Our next stop was the Punchbowl crater, another extinct volcanic tuff cone like Diamond Head. It is the location of the National Memorial Cemetery of the Pacific, where over 33,000 service men and women from four wars are buried. I know it seems weird to visit a cemetery but it’s a quick drive and the perfectly manicured grounds are really beautiful and unique. There is also a very strange sense of serenity I felt while driving through, and although I don’t have ties to anyone buried there I got super emotional seeing a few people visiting their lost loved ones – definitely weeped, I’m a sap 🙂
The view outside of the punchbowl looking out. That tip you see in the center that extends all the way to left is Diamond Head, it’s hard to make out since my photo is fisheyed and distorted but if you see a normal photo from this location you’ll see what I see!
Below is the Pali Lookout where we got to see stunning views of the windward coast of O’ahu. The drive here was super fun, I love driving up mountains, through mountain tunnels and through dense trees! 🙂 My husband has an irrational fear of birds (or maybe they just make him uncomfortable) but there were roosters all over the parking lot LOL it was hilarious. The Pali Lookout was the site of the Battle of Nu’uanu, one of the bloodiest and most significant battles in Hawaiian history where the King, Kamehameha led his opponents up the cliff and drove them off the cliff to their death… King Leonidas who?
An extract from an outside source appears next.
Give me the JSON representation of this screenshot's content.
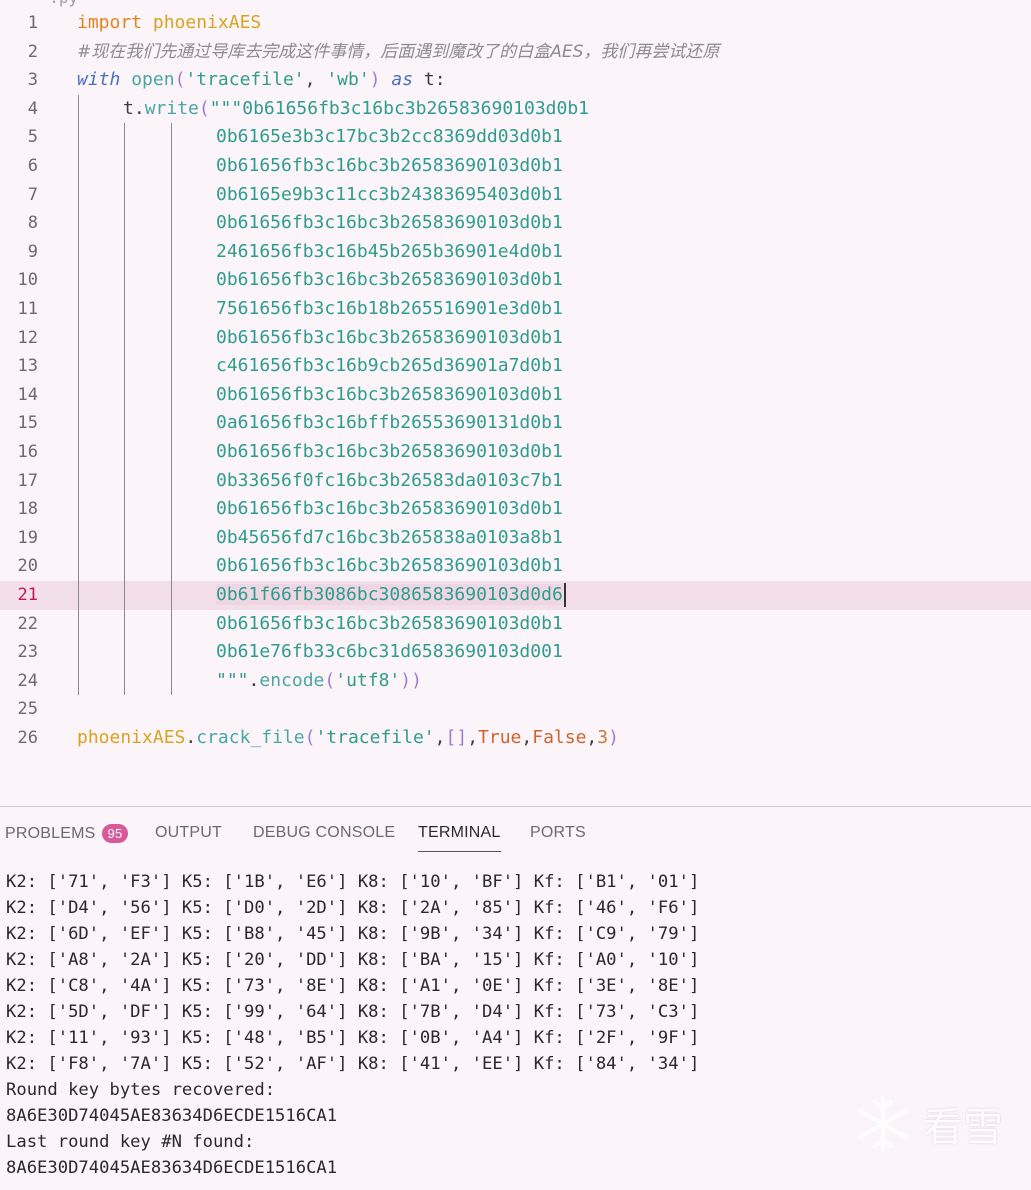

On our last day we woke up early to check out Hanauma Bay, one of the world’s most famous snorkeling destinations. We tried going the day before but they were at capacity – they control their crowd by the size of the parking lot.. if the parking lot is full, the bay is full and closed for the day so we made it point to show up at 7am when they opened. Parking was super easy and there wasn’t a crowd at all. Because we were first time visitors we were required to watch an informational video on Hanauma Bay’s history, it’s wildlife and what we can do to protect it. The bay suffered decades of abuse and tourist over-saturation so it because a protected conservation in the 60s and then a restoration plan was laid out in the early 90s. I’m so glad that we went early because again, it wasn’t crowded at all. By the time we were getting ready to leave which was still in the AM, it was beginning to get a lot busier and we saw huge groups making their way down the hill… deuces!
The park is closed every Tuesday to give the coral and fish a little break!
While we were cruising around the island following our GyPSy guide tour we decided to take a pitstop at the Dole Plantation. James Dole was known as the pineapple king and developed the pineapple industry in Hawaii, yes the Dole that we all grew up on! What started as just a fruit stand on Dole’s Pineapple fields in 1950, it’s now a living museum and still a working plantation with all kinds of crops, not just pineapples! We took a tour of the agricultural lands on their train, the Pineapple Express and really enjoyed their cafe and gift-shop. They are also home of the largest maze in the world but we didn’t have time to check it out!
The pineapple ice cream float was amazeballs!!
Our last stop before heading to the airport was the famous North Shore, the surfing mecca of the world – all of the big competitions are held there!
Our GyPSy guide app was telling us that we were sure to see some turtles on the beach, it also told us that there will most likely be conservation volunteers watching them and will lay red rope around them; It’s illegal to touch or harass the turtles so you’re not supposed to go inside the rope which gives them i believe a 6ft radius. It was so cool to see them up close, they were huge!
Thanks again guys for all of the amazing feedback and of course for tuning in and watching 🙂